**Information given**
▬▬▬▬▬▬▬▬▬▬

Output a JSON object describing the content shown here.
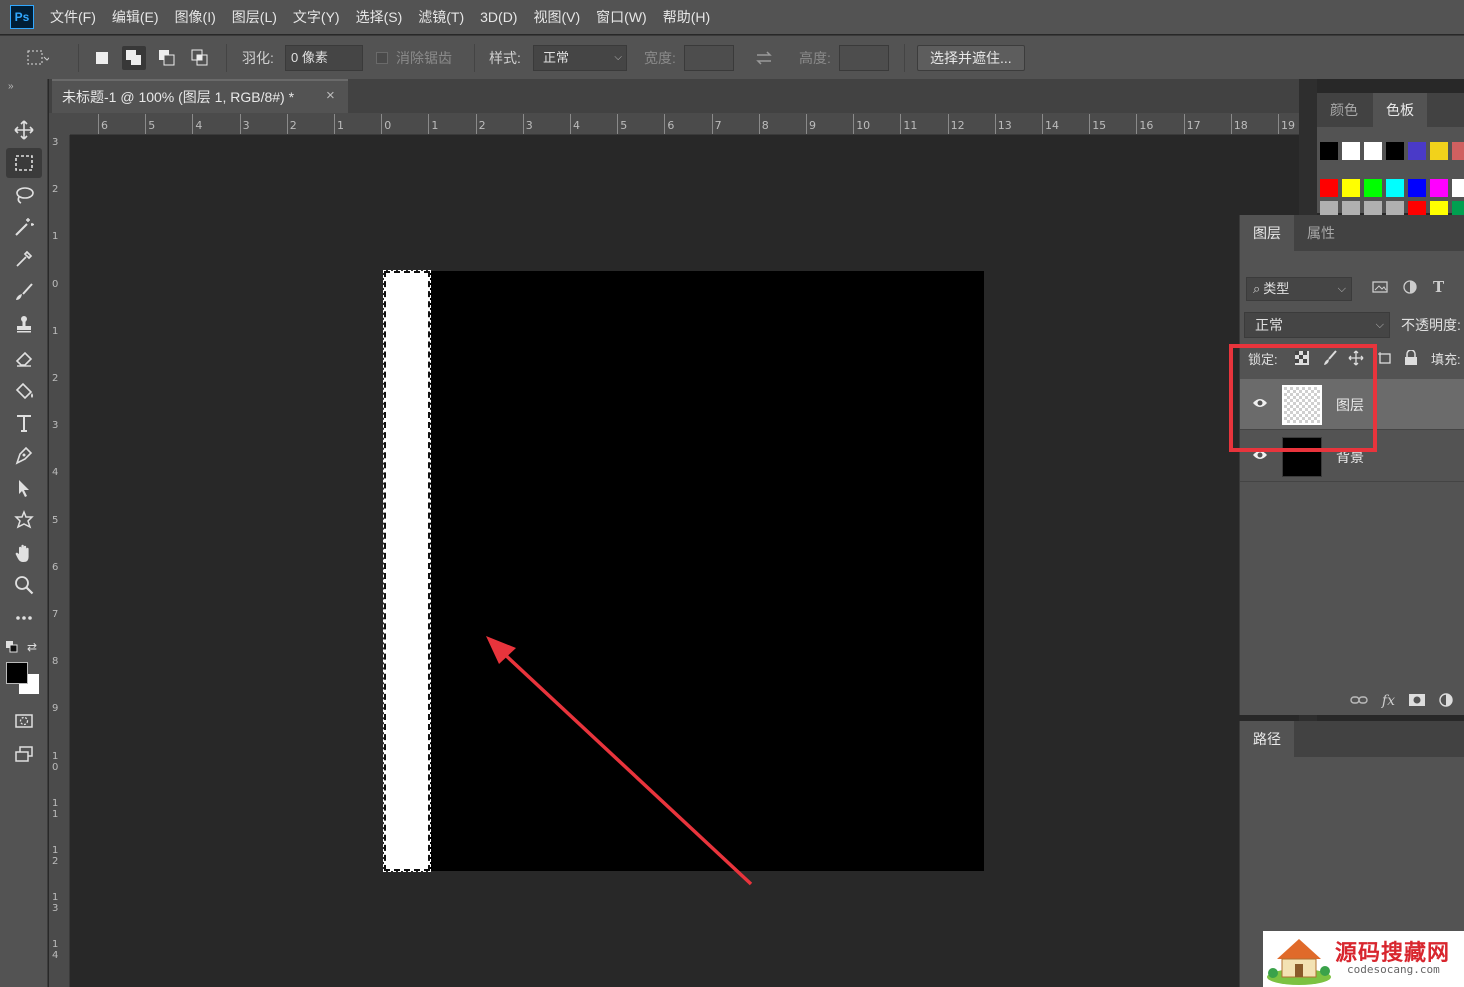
{
  "app": {
    "logo_text": "Ps"
  },
  "menu": [
    "文件(F)",
    "编辑(E)",
    "图像(I)",
    "图层(L)",
    "文字(Y)",
    "选择(S)",
    "滤镜(T)",
    "3D(D)",
    "视图(V)",
    "窗口(W)",
    "帮助(H)"
  ],
  "options": {
    "feather_label": "羽化:",
    "feather_value": "0 像素",
    "antialias_label": "消除锯齿",
    "style_label": "样式:",
    "style_value": "正常",
    "width_label": "宽度:",
    "height_label": "高度:",
    "select_mask_button": "选择并遮住..."
  },
  "document": {
    "tab_title": "未标题-1 @ 100% (图层 1, RGB/8#) *",
    "close_glyph": "×"
  },
  "rulers": {
    "horizontal": [
      "6",
      "5",
      "4",
      "3",
      "2",
      "1",
      "0",
      "1",
      "2",
      "3",
      "4",
      "5",
      "6",
      "7",
      "8",
      "9",
      "10",
      "11",
      "12",
      "13",
      "14",
      "15",
      "16",
      "17",
      "18",
      "19"
    ],
    "vertical": [
      "3",
      "2",
      "1",
      "0",
      "1",
      "2",
      "3",
      "4",
      "5",
      "6",
      "7",
      "8",
      "9",
      "10",
      "11",
      "12",
      "13",
      "14"
    ]
  },
  "swatch_panel": {
    "tabs": [
      "颜色",
      "色板"
    ],
    "active_tab": "色板",
    "row1": [
      "#000000",
      "#ffffff",
      "#ffffff",
      "#000000",
      "#4a3ac8",
      "#f2d21b",
      "#d06060"
    ],
    "row2": [
      "#ff0000",
      "#ffff00",
      "#00ff00",
      "#00ffff",
      "#0000ff",
      "#ff00ff",
      "#ffffff"
    ],
    "row3": [
      "#b0b0b0",
      "#b0b0b0",
      "#b0b0b0",
      "#b0b0b0",
      "#ff0000",
      "#ffff00",
      "#00a050"
    ]
  },
  "layers_panel": {
    "tabs": [
      "图层",
      "属性"
    ],
    "active_tab": "图层",
    "filter_label": "类型",
    "blend_mode": "正常",
    "opacity_label": "不透明度:",
    "lock_label": "锁定:",
    "fill_label": "填充:",
    "layers": [
      {
        "name": "图层",
        "visible": true,
        "selected": true,
        "thumb": "transparent"
      },
      {
        "name": "背景",
        "visible": true,
        "selected": false,
        "thumb": "black"
      }
    ],
    "footer_fx": "fx"
  },
  "paths_panel": {
    "tabs": [
      "路径"
    ]
  },
  "watermark": {
    "title": "源码搜藏网",
    "url": "codesocang.com"
  },
  "colors": {
    "annotation_red": "#e8343c",
    "foreground": "#000000",
    "background": "#ffffff"
  }
}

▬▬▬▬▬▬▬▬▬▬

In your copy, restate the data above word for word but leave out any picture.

Output a JSON object describing the content shown here.
{
  "app": {
    "logo_text": "Ps"
  },
  "menu": [
    "文件(F)",
    "编辑(E)",
    "图像(I)",
    "图层(L)",
    "文字(Y)",
    "选择(S)",
    "滤镜(T)",
    "3D(D)",
    "视图(V)",
    "窗口(W)",
    "帮助(H)"
  ],
  "options": {
    "feather_label": "羽化:",
    "feather_value": "0 像素",
    "antialias_label": "消除锯齿",
    "style_label": "样式:",
    "style_value": "正常",
    "width_label": "宽度:",
    "height_label": "高度:",
    "select_mask_button": "选择并遮住..."
  },
  "document": {
    "tab_title": "未标题-1 @ 100% (图层 1, RGB/8#) *",
    "close_glyph": "×"
  },
  "rulers": {
    "horizontal": [
      "6",
      "5",
      "4",
      "3",
      "2",
      "1",
      "0",
      "1",
      "2",
      "3",
      "4",
      "5",
      "6",
      "7",
      "8",
      "9",
      "10",
      "11",
      "12",
      "13",
      "14",
      "15",
      "16",
      "17",
      "18",
      "19"
    ],
    "vertical": [
      "3",
      "2",
      "1",
      "0",
      "1",
      "2",
      "3",
      "4",
      "5",
      "6",
      "7",
      "8",
      "9",
      "10",
      "11",
      "12",
      "13",
      "14"
    ]
  },
  "swatch_panel": {
    "tabs": [
      "颜色",
      "色板"
    ],
    "active_tab": "色板",
    "row1": [
      "#000000",
      "#ffffff",
      "#ffffff",
      "#000000",
      "#4a3ac8",
      "#f2d21b",
      "#d06060"
    ],
    "row2": [
      "#ff0000",
      "#ffff00",
      "#00ff00",
      "#00ffff",
      "#0000ff",
      "#ff00ff",
      "#ffffff"
    ],
    "row3": [
      "#b0b0b0",
      "#b0b0b0",
      "#b0b0b0",
      "#b0b0b0",
      "#ff0000",
      "#ffff00",
      "#00a050"
    ]
  },
  "layers_panel": {
    "tabs": [
      "图层",
      "属性"
    ],
    "active_tab": "图层",
    "filter_label": "类型",
    "blend_mode": "正常",
    "opacity_label": "不透明度:",
    "lock_label": "锁定:",
    "fill_label": "填充:",
    "layers": [
      {
        "name": "图层",
        "visible": true,
        "selected": true,
        "thumb": "transparent"
      },
      {
        "name": "背景",
        "visible": true,
        "selected": false,
        "thumb": "black"
      }
    ],
    "footer_fx": "fx"
  },
  "paths_panel": {
    "tabs": [
      "路径"
    ]
  },
  "watermark": {
    "title": "源码搜藏网",
    "url": "codesocang.com"
  },
  "colors": {
    "annotation_red": "#e8343c",
    "foreground": "#000000",
    "background": "#ffffff"
  }
}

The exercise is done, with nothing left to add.